Time Warner Cable
AT&T is investing in addressable TV, but is this really what marketers want from TV advertising?
Opening envelopes and unzipping direct mail snap packs provides cross-channel marketers with the chance to lurk-and-learn from their direct mail marketing colleagues. I speak from experience. Lurking, learning and confirming is what I've been doing for more than a year as I saved a stack of mail pieces I received from P.O. Box 1857 in Alpharetta, Ga. Sometimes I received two or three pieces a month from this address. You probably did, too, if you're an AT&T customer. P.O. Box 1857 is the home address for AT&T Customer Care. Here's what I learned
On a recent "Real Time With Bill Maher" show, Maher responded to the announcement that Time Warner Cable would merge with Comcast Corp. in a $45 billion purchase. He noted that, combined, the two cable systems represent 19 of the 20 largest U.S. markets; and, apart from suppliers like Dish and DirecTV, they have no competitors in these metros. Further, Maher said, the two companies have the lowest customer satisfaction ratings of any cable system. So, as he asked his panelists, where is the value for customers in this merger if both companies are known to have questionable service performance?

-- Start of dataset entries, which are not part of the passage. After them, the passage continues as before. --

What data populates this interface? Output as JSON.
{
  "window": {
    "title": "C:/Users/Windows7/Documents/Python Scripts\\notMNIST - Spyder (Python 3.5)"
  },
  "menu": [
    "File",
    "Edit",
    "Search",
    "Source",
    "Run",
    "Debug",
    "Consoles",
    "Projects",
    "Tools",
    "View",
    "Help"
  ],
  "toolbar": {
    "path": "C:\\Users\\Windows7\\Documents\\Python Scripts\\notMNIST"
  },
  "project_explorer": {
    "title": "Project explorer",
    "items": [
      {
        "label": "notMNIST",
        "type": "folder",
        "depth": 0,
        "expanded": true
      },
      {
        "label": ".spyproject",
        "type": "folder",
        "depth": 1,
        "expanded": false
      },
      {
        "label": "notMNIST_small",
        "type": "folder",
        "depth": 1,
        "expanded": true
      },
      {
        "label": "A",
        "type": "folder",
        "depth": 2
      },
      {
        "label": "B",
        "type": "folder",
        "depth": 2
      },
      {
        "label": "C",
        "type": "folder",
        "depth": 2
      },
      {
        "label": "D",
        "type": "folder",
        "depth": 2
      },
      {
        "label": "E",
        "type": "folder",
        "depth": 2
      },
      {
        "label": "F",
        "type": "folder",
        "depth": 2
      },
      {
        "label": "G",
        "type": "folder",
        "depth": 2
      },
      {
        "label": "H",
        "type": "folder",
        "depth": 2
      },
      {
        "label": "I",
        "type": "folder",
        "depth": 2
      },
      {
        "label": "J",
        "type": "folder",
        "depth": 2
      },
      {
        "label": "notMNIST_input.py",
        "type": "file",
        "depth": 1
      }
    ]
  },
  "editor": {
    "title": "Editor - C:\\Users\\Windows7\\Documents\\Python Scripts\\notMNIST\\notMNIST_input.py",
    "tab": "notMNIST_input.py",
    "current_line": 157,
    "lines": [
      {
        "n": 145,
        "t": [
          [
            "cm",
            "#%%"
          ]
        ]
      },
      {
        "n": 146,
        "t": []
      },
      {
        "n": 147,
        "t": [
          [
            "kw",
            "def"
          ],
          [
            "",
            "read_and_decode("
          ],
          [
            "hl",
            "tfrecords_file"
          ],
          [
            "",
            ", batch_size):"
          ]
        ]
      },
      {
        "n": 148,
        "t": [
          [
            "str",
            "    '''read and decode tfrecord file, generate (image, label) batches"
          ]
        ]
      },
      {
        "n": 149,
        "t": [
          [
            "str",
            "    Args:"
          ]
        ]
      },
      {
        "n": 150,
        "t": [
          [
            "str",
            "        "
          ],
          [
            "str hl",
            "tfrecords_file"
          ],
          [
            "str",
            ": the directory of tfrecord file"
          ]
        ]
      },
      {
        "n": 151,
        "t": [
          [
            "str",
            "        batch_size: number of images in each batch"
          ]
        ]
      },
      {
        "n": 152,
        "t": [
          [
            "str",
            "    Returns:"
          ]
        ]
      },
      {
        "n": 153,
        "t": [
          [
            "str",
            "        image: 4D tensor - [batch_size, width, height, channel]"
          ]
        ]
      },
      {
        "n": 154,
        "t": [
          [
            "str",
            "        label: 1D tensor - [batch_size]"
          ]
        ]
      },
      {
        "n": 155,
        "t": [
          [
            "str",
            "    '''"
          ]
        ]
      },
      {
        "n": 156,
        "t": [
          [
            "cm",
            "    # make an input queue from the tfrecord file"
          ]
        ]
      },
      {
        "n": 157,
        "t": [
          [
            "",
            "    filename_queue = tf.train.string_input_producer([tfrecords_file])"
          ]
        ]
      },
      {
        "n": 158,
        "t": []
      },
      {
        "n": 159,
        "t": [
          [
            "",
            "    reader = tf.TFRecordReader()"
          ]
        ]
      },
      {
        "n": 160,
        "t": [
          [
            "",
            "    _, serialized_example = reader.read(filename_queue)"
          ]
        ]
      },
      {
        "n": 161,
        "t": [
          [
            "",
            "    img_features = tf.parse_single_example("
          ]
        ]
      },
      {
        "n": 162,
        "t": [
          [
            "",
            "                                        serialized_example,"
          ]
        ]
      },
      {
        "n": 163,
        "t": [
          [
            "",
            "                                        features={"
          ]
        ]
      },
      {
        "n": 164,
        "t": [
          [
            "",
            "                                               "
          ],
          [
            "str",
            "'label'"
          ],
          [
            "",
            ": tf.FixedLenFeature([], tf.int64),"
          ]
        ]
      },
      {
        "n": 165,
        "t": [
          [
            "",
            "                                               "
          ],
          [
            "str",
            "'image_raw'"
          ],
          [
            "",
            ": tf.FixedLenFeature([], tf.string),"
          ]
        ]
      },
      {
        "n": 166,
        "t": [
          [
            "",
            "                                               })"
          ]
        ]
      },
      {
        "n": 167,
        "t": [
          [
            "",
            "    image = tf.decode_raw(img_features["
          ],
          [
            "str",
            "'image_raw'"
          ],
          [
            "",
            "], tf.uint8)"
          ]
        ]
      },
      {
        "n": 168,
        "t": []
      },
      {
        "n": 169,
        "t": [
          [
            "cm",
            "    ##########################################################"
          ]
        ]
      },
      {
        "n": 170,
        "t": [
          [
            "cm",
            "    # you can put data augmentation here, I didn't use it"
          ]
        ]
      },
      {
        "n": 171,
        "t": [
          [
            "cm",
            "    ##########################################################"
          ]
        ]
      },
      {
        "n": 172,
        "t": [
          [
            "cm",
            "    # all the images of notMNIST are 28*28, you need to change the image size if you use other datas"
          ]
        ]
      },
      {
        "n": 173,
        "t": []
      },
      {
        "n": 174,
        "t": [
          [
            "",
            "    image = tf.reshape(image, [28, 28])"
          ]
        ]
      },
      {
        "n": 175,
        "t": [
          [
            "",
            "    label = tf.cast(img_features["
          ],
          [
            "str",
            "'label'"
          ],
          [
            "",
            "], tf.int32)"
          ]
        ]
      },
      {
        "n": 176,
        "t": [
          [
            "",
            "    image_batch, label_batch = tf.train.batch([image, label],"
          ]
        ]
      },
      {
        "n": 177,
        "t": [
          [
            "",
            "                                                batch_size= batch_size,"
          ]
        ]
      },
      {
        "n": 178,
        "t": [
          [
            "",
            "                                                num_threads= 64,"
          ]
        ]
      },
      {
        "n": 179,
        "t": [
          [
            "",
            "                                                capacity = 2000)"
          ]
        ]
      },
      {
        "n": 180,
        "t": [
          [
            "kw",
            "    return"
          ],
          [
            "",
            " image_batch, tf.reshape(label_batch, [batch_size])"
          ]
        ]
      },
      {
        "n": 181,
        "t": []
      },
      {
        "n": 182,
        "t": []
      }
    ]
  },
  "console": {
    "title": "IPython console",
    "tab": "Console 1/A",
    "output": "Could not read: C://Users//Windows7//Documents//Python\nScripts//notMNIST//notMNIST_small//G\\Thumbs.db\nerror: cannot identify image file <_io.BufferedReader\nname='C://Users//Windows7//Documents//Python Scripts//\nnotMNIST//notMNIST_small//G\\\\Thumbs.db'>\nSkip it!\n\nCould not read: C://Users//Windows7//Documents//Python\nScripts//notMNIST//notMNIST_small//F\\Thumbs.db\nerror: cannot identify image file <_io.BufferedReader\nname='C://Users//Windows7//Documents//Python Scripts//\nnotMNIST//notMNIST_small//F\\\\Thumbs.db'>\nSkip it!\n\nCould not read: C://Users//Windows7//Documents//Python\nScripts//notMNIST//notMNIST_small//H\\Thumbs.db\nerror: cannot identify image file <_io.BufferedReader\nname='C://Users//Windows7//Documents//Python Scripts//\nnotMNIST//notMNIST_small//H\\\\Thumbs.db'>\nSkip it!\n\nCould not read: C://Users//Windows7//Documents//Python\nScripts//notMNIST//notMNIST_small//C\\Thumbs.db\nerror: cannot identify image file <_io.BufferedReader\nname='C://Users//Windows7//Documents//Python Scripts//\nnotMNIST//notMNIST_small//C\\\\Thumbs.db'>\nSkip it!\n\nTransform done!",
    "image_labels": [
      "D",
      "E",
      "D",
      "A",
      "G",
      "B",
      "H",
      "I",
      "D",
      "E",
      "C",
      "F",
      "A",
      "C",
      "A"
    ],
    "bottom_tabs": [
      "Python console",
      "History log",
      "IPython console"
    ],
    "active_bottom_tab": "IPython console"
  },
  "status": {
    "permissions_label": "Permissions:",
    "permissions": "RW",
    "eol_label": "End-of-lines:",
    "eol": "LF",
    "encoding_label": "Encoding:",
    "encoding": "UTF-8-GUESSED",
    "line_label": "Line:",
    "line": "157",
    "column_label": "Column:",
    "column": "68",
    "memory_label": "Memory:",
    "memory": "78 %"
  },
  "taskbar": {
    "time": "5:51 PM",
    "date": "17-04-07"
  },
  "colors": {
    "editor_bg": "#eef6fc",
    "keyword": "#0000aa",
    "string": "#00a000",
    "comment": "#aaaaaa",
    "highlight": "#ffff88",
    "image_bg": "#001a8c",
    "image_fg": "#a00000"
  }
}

Advertising already subsidizes much of the Internet's content. Soon, marketers may underwrite access to it, as well. As the Internet loads up on data-heavy content like high-definition streaming videos, companies that transport that content to consumers, such as Verizon and AT&T, are looking for ways to offset the higher carriage costs. The Federal Communications Commission has tried to prevent them from passing the buck to consumers or media companies by forcing broadband providers to treat all Internet traffic equally, an effort called "Net neutrality." The Net neutrality fight received a stomach-punch on Tuesday.
With apology, I want to say that this blog is a little about me—what topics I'm interested in, and sharing a little bit of this knowledge (or lack of knowledge) with blog readers. In the process, I'm hopeful you're doing the same bit of pre-conference research—because it is this forethought and planning, beyond the engagements and booth visits on the Exhibit Hall floor, which make for a truly informative DMA13 conference
Margaret M. Boller adheres to the first rule for most content creators: "Know your audience." As publisher of Nexos Latinos magazine, the president of Morristown, N.J.-based eclipse marketing services also knows an important statistic about her publication's 1.6 million readers—they're U.S. Latinos, and U.S. Latinos are leading the nation in mobile device ownership and use.
The 2001 Target Marketing Direct Marketer of the Year was Jan Brandt, who went to work as marketing director for a ricky-ticky little start-up called AOL when it was in a cat fight with CompuServe and Prodigy. Brandt single-handedly masterminded AOL's rise to become a corporate behemoth so vast and so stinking rich that it bought Time Warner (in what turned out to be the worst M&A in the history world business).
Verizon has filed a patent application for targeting ads to viewers based on information collected from infrared cameras and microphones that would be able to detect conversations, people, objects and even animals that are near a TV. If the detection system determines that a couple is arguing, a service provider would be able to send an ad for marriage counseling to a TV or mobile device in the room. If the couple utters words that indicate they are cuddling, they would receive ads for "a romantic getaway vacation, a commercial for a contraceptive, a commercial for flowers"
The Direct Marketing Association (DMA) Board of Directors has announced the election of four new Board members for 2013-2014. The terms of office commenced at DMA’s Annual Business Meeting, which took place at DMA2012 in Las Vegas, Nev.